Your goal:
A faithful, complete copy of the records is required.

___ Data section ___

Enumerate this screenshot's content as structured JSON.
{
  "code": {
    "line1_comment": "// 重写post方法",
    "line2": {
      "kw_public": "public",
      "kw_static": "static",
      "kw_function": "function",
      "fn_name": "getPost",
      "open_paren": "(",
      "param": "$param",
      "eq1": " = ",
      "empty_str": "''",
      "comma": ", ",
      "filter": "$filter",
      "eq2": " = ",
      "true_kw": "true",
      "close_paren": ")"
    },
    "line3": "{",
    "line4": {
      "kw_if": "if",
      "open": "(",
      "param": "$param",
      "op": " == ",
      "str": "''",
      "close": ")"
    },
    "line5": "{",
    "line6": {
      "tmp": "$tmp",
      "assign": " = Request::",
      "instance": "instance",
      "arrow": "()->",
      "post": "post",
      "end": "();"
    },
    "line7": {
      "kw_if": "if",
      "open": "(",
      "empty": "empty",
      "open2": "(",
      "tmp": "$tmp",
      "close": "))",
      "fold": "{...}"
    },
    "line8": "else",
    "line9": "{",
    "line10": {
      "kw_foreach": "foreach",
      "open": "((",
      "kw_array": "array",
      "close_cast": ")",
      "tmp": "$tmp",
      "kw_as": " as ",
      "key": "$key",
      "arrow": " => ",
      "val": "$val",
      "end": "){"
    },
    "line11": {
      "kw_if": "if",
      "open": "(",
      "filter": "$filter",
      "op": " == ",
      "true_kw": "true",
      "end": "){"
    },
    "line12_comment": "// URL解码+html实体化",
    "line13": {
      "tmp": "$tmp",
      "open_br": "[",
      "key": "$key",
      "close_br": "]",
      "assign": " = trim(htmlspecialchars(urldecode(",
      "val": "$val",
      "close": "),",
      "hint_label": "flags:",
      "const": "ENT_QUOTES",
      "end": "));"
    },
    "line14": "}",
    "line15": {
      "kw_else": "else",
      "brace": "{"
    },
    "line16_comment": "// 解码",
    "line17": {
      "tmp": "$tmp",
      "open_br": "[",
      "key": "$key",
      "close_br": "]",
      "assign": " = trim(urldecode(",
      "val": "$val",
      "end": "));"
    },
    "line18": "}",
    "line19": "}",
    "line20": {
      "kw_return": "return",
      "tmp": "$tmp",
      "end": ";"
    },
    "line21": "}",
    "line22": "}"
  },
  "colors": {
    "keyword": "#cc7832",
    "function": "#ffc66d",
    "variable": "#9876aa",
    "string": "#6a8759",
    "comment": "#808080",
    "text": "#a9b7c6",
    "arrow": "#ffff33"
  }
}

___

Task result:
Enumerate this screenshot's content as structured JSON.
{
  "code": {
    "line1_comment": "// 重写post方法",
    "line2": {
      "kw_public": "public",
      "kw_static": "static",
      "kw_function": "function",
      "fn_name": "getPost",
      "open_paren": "(",
      "param": "$param",
      "eq1": " = ",
      "empty_str": "''",
      "comma": ", ",
      "filter": "$filter",
      "eq2": " = ",
      "true_kw": "true",
      "close_paren": ")"
    },
    "line3": "{",
    "line4": {
      "kw_if": "if",
      "open": "(",
      "param": "$param",
      "op": " == ",
      "str": "''",
      "close": ")"
    },
    "line5": "{",
    "line6": {
      "tmp": "$tmp",
      "assign": " = Request::",
      "instance": "instance",
      "arrow": "()->",
      "post": "post",
      "end": "();"
    },
    "line7": {
      "kw_if": "if",
      "open": "(",
      "empty": "empty",
      "open2": "(",
      "tmp": "$tmp",
      "close": "))",
      "fold": "{...}"
    },
    "line8": "else",
    "line9": "{",
    "line10": {
      "kw_foreach": "foreach",
      "open": "((",
      "kw_array": "array",
      "close_cast": ")",
      "tmp": "$tmp",
      "kw_as": " as ",
      "key": "$key",
      "arrow": " => ",
      "val": "$val",
      "end": "){"
    },
    "line11": {
      "kw_if": "if",
      "open": "(",
      "filter": "$filter",
      "op": " == ",
      "true_kw": "true",
      "end": "){"
    },
    "line12_comment": "// URL解码+html实体化",
    "line13": {
      "tmp": "$tmp",
      "open_br": "[",
      "key": "$key",
      "close_br": "]",
      "assign": " = trim(htmlspecialchars(urldecode(",
      "val": "$val",
      "close": "),",
      "hint_label": "flags:",
      "const": "ENT_QUOTES",
      "end": "));"
    },
    "line14": "}",
    "line15": {
      "kw_else": "else",
      "brace": "{"
    },
    "line16_comment": "// 解码",
    "line17": {
      "tmp": "$tmp",
      "open_br": "[",
      "key": "$key",
      "close_br": "]",
      "assign": " = trim(urldecode(",
      "val": "$val",
      "end": "));"
    },
    "line18": "}",
    "line19": "}",
    "line20": {
      "kw_return": "return",
      "tmp": "$tmp",
      "end": ";"
    },
    "line21": "}",
    "line22": "}"
  },
  "colors": {
    "keyword": "#cc7832",
    "function": "#ffc66d",
    "variable": "#9876aa",
    "string": "#6a8759",
    "comment": "#808080",
    "text": "#a9b7c6",
    "arrow": "#ffff33"
  }
}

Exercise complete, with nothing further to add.